  • There are an estimated 272 million international migrants – 3.5% of the world’s population.
  • While most people leave their home countries for work, millions have been driven away due to conflict, violence and climate change.
  • Most migrants come from India; the United States is the primary destination.

There are an estimated 272 million international migrants around the world. And while that equals just 3.5% of the world’s population, it already surpasses some projections for 2050. Since 1970, the number of people living in a country other than where they were born has tripled.

This Bureau of Labor Statistics page provides information on how probation officers and correctional treatment specialists provide social services to assist in the rehabilitation of offenders in custody or on probation or parole. They make recommendations for actions involving formulation of a rehabilitation plan and treatment of an offender, including conditional release and education and employment stipulations.

The nation’s imprisonment rate is at its lowest level in more than two decades. The greatest decline has come among black Americans, whose imprisonment rate has decreased 34% since 2006.

There were 1,501 black prisoners for every 100,000 black adults at the end of 2018, according to a new report from the Bureau of Justice Statistics (BJS), the statistical agency of the U.S. Justice Department. That was down sharply from 2,261 black inmates per 100,000 black adults at the end of 2006, according to an earlier BJS study. These statistics only count inmates sentenced to more than a year in state or federal prison. They exclude inmates held in local jails and those sentenced to shorter periods of imprisonment.

The Judicial Roundtables, convened on June 16 and July 9, 2020, explored how court operations have changed in the participating jurisdictions as a result of COVID-19, the impact of those changes thus far, and the potential long-term impacts of these short-term changes.
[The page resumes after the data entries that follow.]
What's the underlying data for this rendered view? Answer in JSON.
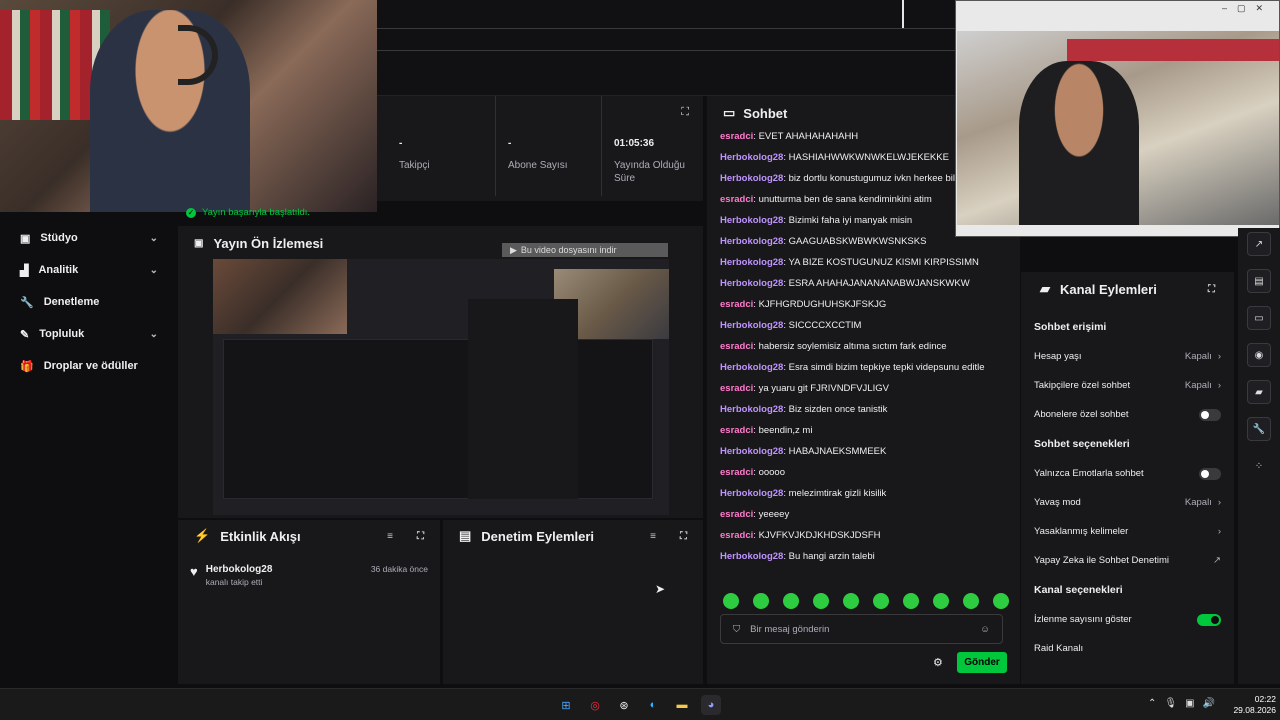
{
  "sidebar": {
    "items": [
      {
        "label": "Stüdyo",
        "icon": "studio-icon",
        "expand": true
      },
      {
        "label": "Analitik",
        "icon": "analytics-icon",
        "expand": true
      },
      {
        "label": "Denetleme",
        "icon": "wrench-icon",
        "expand": false
      },
      {
        "label": "Topluluk",
        "icon": "community-icon",
        "expand": true
      },
      {
        "label": "Droplar ve ödüller",
        "icon": "gift-icon",
        "expand": false
      }
    ]
  },
  "stats": [
    {
      "value": "-",
      "label": "Takipçi"
    },
    {
      "value": "-",
      "label": "Abone Sayısı"
    },
    {
      "value": "01:05:36",
      "label": "Yayında Olduğu Süre"
    }
  ],
  "toast": "Yayın başarıyla başlatıldı.",
  "preview": {
    "title": "Yayın Ön İzlemesi",
    "overlay": "Bu video dosyasını indir"
  },
  "activity": {
    "title": "Etkinlik Akışı",
    "user": "Herbokolog28",
    "action": "kanalı takip etti",
    "time": "36 dakika önce"
  },
  "moderation": {
    "title": "Denetim Eylemleri"
  },
  "chat": {
    "title": "Sohbet",
    "messages": [
      {
        "user": "esradci",
        "text": "EVET AHAHAHAHAHH",
        "c": "e"
      },
      {
        "user": "Herbokolog28",
        "text": "HASHIAHWWKWNWKELWJEKEKKE",
        "c": "h"
      },
      {
        "user": "Herbokolog28",
        "text": "biz dortlu konustugumuz ivkn herkee biliyor",
        "c": "h"
      },
      {
        "user": "esradci",
        "text": "unutturma ben de sana kendiminkini atim",
        "c": "e"
      },
      {
        "user": "Herbokolog28",
        "text": "Bizimki faha iyi manyak misin",
        "c": "h"
      },
      {
        "user": "Herbokolog28",
        "text": "GAAGUABSKWBWKWSNKSKS",
        "c": "h"
      },
      {
        "user": "Herbokolog28",
        "text": "YA BIZE KOSTUGUNUZ KISMI KIRPISSIMN",
        "c": "h"
      },
      {
        "user": "Herbokolog28",
        "text": "ESRA AHAHAJANANANABWJANSKWKW",
        "c": "h"
      },
      {
        "user": "esradci",
        "text": "KJFHGRDUGHUHSKJFSKJG",
        "c": "e"
      },
      {
        "user": "Herbokolog28",
        "text": "SICCCCXCCTIM",
        "c": "h"
      },
      {
        "user": "esradci",
        "text": "habersiz soylemisiz altıma sıctım fark edince",
        "c": "e"
      },
      {
        "user": "Herbokolog28",
        "text": "Esra simdi bizim tepkiye tepki videpsunu editle",
        "c": "h"
      },
      {
        "user": "esradci",
        "text": "ya yuaru git FJRIVNDFVJLIGV",
        "c": "e"
      },
      {
        "user": "Herbokolog28",
        "text": "Biz sizden once tanistik",
        "c": "h"
      },
      {
        "user": "esradci",
        "text": "beendin,z mi",
        "c": "e"
      },
      {
        "user": "Herbokolog28",
        "text": "HABAJNAEKSMMEEK",
        "c": "h"
      },
      {
        "user": "esradci",
        "text": "ooooo",
        "c": "e"
      },
      {
        "user": "Herbokolog28",
        "text": "melezimtirak gizli kisilik",
        "c": "h"
      },
      {
        "user": "esradci",
        "text": "yeeeey",
        "c": "e"
      },
      {
        "user": "esradci",
        "text": "KJVFKVJKDJKHDSKJDSFH",
        "c": "e"
      },
      {
        "user": "Herbokolog28",
        "text": "Bu hangi arzin talebi",
        "c": "h"
      }
    ],
    "placeholder": "Bir mesaj gönderin",
    "send": "Gönder"
  },
  "channel": {
    "title": "Kanal Eylemleri",
    "sections": {
      "access": "Sohbet erişimi",
      "options": "Sohbet seçenekleri",
      "channel": "Kanal seçenekleri"
    },
    "account_age": {
      "label": "Hesap yaşı",
      "value": "Kapalı"
    },
    "followers_only": {
      "label": "Takipçilere özel sohbet",
      "value": "Kapalı"
    },
    "subs_only": {
      "label": "Abonelere özel sohbet"
    },
    "emotes_only": {
      "label": "Yalnızca Emotlarla sohbet"
    },
    "slow_mode": {
      "label": "Yavaş mod",
      "value": "Kapalı"
    },
    "banned_words": {
      "label": "Yasaklanmış kelimeler"
    },
    "ai_mod": {
      "label": "Yapay Zeka ile Sohbet Denetimi"
    },
    "viewer_count": {
      "label": "İzlenme sayısını göster"
    },
    "raid": {
      "label": "Raid Kanalı"
    }
  },
  "taskbar": {
    "time": "02:22",
    "date": "29.08.2026"
  },
  "colors": {
    "accent": "#00c73c",
    "user_a": "#bf94ff",
    "user_b": "#ff7acb"
  }
}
The U.S. population total and population change have been adjusted to be consistent with the results of the 2020 Census. The components of population change have not been adjusted and so inconsistencies will exist between population values derived directly from the components and the population displayed in the odometer and the Select a Date tool.

The U.S. population clock is based on a series of short-term projections for the resident population of the United States. This includes people whose usual residence is in the 50 states and the District of Columbia. These projections do not include members of the Armed Forces overseas, their dependents, or other U.S. citizens residing outside the United States.